Only the pictures should be left out; repeat the rest of the data exactly.

| INPUT FOR THIS TASK |
════════
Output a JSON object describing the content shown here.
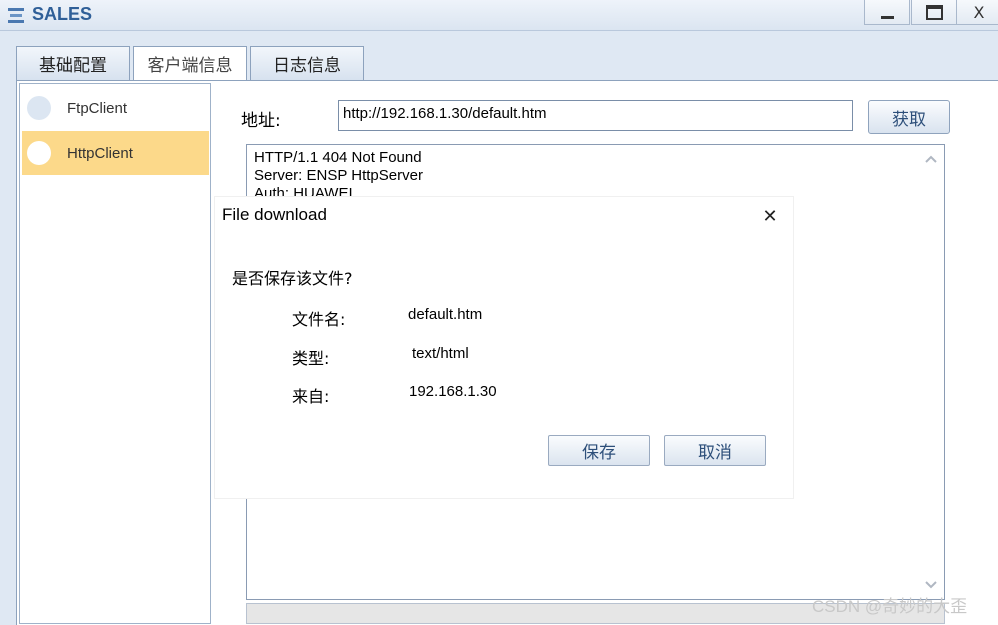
{
  "window": {
    "title": "SALES",
    "close_label": "X"
  },
  "tabs": [
    {
      "label": "基础配置"
    },
    {
      "label": "客户端信息"
    },
    {
      "label": "日志信息"
    }
  ],
  "sidebar": {
    "items": [
      {
        "label": "FtpClient"
      },
      {
        "label": "HttpClient"
      }
    ]
  },
  "address": {
    "label": "地址:",
    "value": "http://192.168.1.30/default.htm",
    "fetch_label": "获取"
  },
  "response": {
    "lines": [
      "HTTP/1.1 404 Not Found",
      "Server: ENSP HttpServer",
      "Auth: HUAWEI"
    ]
  },
  "dialog": {
    "title": "File download",
    "close_glyph": "✕",
    "question": "是否保存该文件?",
    "fields": [
      {
        "key": "文件名:",
        "value": "default.htm"
      },
      {
        "key": "类型:",
        "value": "text/html"
      },
      {
        "key": "来自:",
        "value": "192.168.1.30"
      }
    ],
    "save_label": "保存",
    "cancel_label": "取消"
  },
  "watermark": "CSDN @奇妙的大歪",
  "colors": {
    "accent": "#2f5f98",
    "selected": "#fcd98a"
  }
}
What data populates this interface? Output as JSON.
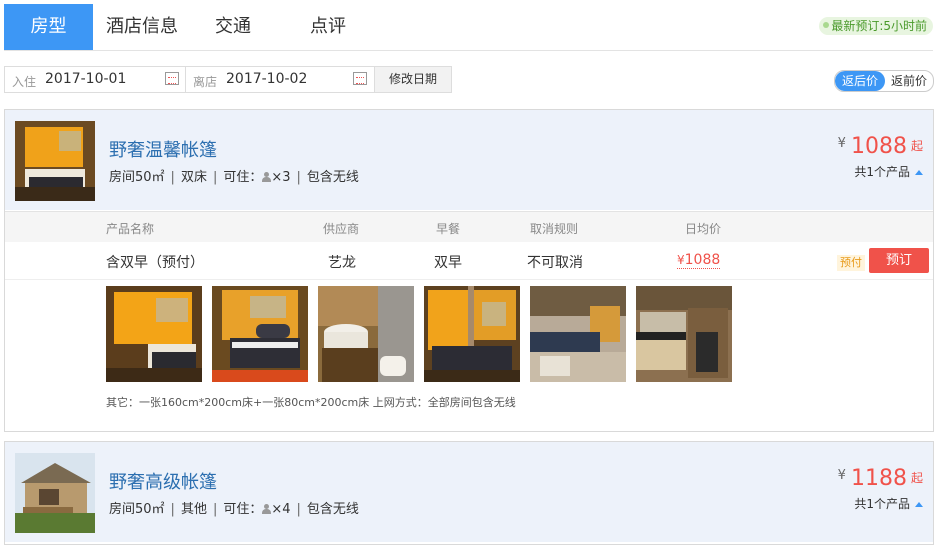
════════
| TASK OUTPUT |
Output a JSON object describing the content shown here.
{
  "window": {
    "title": "SALES",
    "close_label": "X"
  },
  "tabs": [
    {
      "label": "基础配置"
    },
    {
      "label": "客户端信息"
    },
    {
      "label": "日志信息"
    }
  ],
  "sidebar": {
    "items": [
      {
        "label": "FtpClient"
      },
      {
        "label": "HttpClient"
      }
    ]
  },
  "address": {
    "label": "地址:",
    "value": "http://192.168.1.30/default.htm",
    "fetch_label": "获取"
  },
  "response": {
    "lines": [
      "HTTP/1.1 404 Not Found",
      "Server: ENSP HttpServer",
      "Auth: HUAWEI"
    ]
  },
  "dialog": {
    "title": "File download",
    "close_glyph": "✕",
    "question": "是否保存该文件?",
    "fields": [
      {
        "key": "文件名:",
        "value": "default.htm"
      },
      {
        "key": "类型:",
        "value": "text/html"
      },
      {
        "key": "来自:",
        "value": "192.168.1.30"
      }
    ],
    "save_label": "保存",
    "cancel_label": "取消"
  },
  "watermark": "CSDN @奇妙的大歪",
  "colors": {
    "accent": "#2f5f98",
    "selected": "#fcd98a"
  }
}
What data populates this interface? Output as JSON.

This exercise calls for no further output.